What’s the best way to do this? I prefer to note the odometer reading with each fillup, and divide the mileage by the gallons I get; but sometimes I can’t afford a fillup, or don’t have time, so I get only a few dollars’ worth. Some mechanics (including a station owner I have known for 30 years) say it’s not really possible to reckon gas mileage accurately when a small amount is added between fillups, even if the total gas added, the small amounts and the fillup, are toted up. Noting the mileage at each time I even add a small amount, perhaps?
As long as you have some record of miles (or kms) driven and gallons (or liters) of gasoline (or petrol) used, the quotient will give you mileage per gallon (or km per liter.) Doesn’t matter how many times you fill tank or just add partial amounts (as long as you keep track of what the partial amounts are.)
You don’t need to keep track of the mileage at each fillup, either.
Take odometer reading at end of test, less odometer reading at beginning of test; that’s the number of miles. The intermediate stops are irrelevant.
Start with full tank of gasoline at beginning of test. Keep track of total amount of gasoline you put into the car throughout the test period, including the amount required to fill up the tank at the end of the test. The total number of gallons of gas is the denominator of the fraction.
The reading will be off a little, of course, because you won’t have an exact reading on the amount of gasoline you put in the car. And “full up” is not always the same each time. But, close enough for practical purposes.
Now I’d like to know, if you or anyone else can tell me, what the gas tank capacity REALLY is on an '84 Thunderbird 2-door sedan, which is what I drive. The owner’s manual has addenda in it and I’m not sure if the 20.2 gallon capacity printed in the Ford manual is accurate.
When I do this I usually use the exact same pump for the first fill-up as I do for the final fill-up. And I don’t top off at all, I just let the pump stop itself. I’ve always figured that this was the most accurate way to do it. Any other techniques?
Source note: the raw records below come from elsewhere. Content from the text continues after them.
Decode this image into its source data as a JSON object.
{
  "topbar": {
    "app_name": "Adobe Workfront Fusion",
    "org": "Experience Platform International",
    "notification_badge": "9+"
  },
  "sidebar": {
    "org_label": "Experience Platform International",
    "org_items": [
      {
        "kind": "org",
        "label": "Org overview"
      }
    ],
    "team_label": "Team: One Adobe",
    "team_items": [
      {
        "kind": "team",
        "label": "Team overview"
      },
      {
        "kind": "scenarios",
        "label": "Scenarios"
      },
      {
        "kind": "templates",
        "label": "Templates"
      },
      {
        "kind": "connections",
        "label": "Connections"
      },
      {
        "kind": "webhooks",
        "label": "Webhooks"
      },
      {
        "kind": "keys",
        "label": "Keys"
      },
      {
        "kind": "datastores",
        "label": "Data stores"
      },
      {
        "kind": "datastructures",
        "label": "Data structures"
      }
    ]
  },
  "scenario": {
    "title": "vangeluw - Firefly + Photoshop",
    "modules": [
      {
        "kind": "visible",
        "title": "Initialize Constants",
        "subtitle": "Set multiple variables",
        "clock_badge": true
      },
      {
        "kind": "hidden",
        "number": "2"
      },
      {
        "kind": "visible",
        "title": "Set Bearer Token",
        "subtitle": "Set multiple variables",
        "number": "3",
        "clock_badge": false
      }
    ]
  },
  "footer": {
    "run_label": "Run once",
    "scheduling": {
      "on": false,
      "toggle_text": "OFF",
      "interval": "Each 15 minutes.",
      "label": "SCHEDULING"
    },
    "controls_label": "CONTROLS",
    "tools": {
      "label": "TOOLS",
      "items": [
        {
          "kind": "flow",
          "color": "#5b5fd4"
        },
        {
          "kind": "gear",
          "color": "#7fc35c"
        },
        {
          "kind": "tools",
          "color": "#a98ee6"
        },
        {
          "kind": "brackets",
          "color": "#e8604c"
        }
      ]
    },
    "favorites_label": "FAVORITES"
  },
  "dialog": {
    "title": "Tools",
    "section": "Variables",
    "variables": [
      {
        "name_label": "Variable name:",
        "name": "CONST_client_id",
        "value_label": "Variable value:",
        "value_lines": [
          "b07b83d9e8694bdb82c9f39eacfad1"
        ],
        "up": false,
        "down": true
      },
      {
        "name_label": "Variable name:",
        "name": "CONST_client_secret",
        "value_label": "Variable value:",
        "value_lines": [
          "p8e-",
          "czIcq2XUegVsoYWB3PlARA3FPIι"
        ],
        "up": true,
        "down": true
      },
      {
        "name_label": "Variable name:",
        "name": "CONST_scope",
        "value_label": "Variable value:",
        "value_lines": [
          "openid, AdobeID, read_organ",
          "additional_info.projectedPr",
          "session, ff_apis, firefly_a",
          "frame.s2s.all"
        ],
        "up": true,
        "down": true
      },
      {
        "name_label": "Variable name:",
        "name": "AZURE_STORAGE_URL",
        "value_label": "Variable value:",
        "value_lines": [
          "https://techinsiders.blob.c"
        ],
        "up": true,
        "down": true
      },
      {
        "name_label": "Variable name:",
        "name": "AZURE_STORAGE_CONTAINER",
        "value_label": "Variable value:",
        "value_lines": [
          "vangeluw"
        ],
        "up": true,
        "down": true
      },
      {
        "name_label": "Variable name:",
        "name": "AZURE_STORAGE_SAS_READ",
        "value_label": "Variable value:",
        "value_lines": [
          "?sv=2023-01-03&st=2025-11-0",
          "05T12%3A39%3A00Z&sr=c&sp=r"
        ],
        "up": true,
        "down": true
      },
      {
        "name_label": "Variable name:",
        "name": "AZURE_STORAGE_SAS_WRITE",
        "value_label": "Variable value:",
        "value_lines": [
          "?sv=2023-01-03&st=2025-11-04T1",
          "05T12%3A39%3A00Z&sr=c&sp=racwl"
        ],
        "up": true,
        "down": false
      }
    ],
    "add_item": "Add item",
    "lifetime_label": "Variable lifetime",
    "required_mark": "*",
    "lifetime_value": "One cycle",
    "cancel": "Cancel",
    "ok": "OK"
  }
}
This brings a potential SD question to mind: How does the pump know when your tank is full? Somehow I doubt that it stops when the fuel level has gone up the filler spout and come into contact with the actual nozzle of the fuel-filler. If it went up that high, wouldn’t it be in danger of sloshing out?
I’m not sure about that last question, but I do know that you have to keep the tip of the nozzle away from the level of fuel when you fill a gas can! This can be maddening–the way the pump keeps clicking off–unless you learn just how to do it, be it can or car.
I believe that gasoline nozzles contain a valve that senses back pressure. Once your tank is nearly full, enough air starts getting forced back that triggers the valve.